- _TASK_
Collect every line in the records below that contains the word "JSON".

[Page and application data records]
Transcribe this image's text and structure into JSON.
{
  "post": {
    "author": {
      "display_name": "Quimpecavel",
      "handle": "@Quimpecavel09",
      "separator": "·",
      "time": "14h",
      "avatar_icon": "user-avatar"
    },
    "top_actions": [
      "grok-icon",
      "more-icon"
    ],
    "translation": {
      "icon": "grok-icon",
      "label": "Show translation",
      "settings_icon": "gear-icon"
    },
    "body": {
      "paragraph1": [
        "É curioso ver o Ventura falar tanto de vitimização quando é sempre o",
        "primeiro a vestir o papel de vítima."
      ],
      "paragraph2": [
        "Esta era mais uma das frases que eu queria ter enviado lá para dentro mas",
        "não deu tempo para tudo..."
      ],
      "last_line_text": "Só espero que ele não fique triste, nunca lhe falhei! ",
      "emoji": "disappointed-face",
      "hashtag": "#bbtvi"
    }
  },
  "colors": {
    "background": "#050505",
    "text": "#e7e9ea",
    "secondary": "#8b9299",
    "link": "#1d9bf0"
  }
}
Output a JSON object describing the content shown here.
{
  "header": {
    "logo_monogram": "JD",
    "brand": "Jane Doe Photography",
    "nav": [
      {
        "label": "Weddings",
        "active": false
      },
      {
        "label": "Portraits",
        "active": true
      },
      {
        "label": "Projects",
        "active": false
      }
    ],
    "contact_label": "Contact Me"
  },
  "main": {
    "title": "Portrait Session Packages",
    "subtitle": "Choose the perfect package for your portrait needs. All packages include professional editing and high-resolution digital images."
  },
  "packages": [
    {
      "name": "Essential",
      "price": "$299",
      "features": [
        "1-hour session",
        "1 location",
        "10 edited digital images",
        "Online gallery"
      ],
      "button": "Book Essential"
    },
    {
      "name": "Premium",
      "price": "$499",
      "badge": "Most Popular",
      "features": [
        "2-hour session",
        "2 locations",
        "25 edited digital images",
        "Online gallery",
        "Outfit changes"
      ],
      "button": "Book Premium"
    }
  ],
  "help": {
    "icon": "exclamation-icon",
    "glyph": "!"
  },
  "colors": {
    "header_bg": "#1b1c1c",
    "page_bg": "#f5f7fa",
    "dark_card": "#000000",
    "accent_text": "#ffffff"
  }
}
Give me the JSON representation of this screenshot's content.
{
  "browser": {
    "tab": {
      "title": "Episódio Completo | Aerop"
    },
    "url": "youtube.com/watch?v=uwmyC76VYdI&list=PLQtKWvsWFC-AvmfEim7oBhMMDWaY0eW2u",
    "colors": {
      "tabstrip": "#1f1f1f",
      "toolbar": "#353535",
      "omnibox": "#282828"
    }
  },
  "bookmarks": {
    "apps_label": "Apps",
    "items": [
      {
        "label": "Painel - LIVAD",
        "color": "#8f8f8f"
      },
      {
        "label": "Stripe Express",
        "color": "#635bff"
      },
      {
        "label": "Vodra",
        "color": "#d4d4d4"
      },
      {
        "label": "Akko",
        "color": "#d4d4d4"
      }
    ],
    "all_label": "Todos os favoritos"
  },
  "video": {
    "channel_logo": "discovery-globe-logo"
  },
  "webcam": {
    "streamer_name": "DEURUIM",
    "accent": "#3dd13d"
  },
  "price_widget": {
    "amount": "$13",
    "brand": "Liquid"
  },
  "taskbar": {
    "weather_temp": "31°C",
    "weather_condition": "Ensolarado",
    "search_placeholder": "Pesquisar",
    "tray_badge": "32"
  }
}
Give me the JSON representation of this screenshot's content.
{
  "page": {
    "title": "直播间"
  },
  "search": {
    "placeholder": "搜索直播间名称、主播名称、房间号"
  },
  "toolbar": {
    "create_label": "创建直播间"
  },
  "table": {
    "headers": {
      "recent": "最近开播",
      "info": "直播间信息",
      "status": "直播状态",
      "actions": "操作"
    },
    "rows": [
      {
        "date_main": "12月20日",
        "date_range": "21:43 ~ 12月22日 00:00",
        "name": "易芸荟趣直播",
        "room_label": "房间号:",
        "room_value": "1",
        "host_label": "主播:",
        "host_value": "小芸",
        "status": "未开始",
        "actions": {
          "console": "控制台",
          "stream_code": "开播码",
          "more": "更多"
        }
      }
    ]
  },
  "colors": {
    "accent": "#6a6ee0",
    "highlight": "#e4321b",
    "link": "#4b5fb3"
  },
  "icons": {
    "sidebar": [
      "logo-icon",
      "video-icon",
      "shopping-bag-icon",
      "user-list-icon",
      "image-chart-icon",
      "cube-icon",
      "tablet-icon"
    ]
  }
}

- _WRITTEN RESPONSE_
Transcribe this image's text and structure into JSON.
Output a JSON object describing the content shown here.
Give me the JSON representation of this screenshot's content.
Give me the JSON representation of this screenshot's content.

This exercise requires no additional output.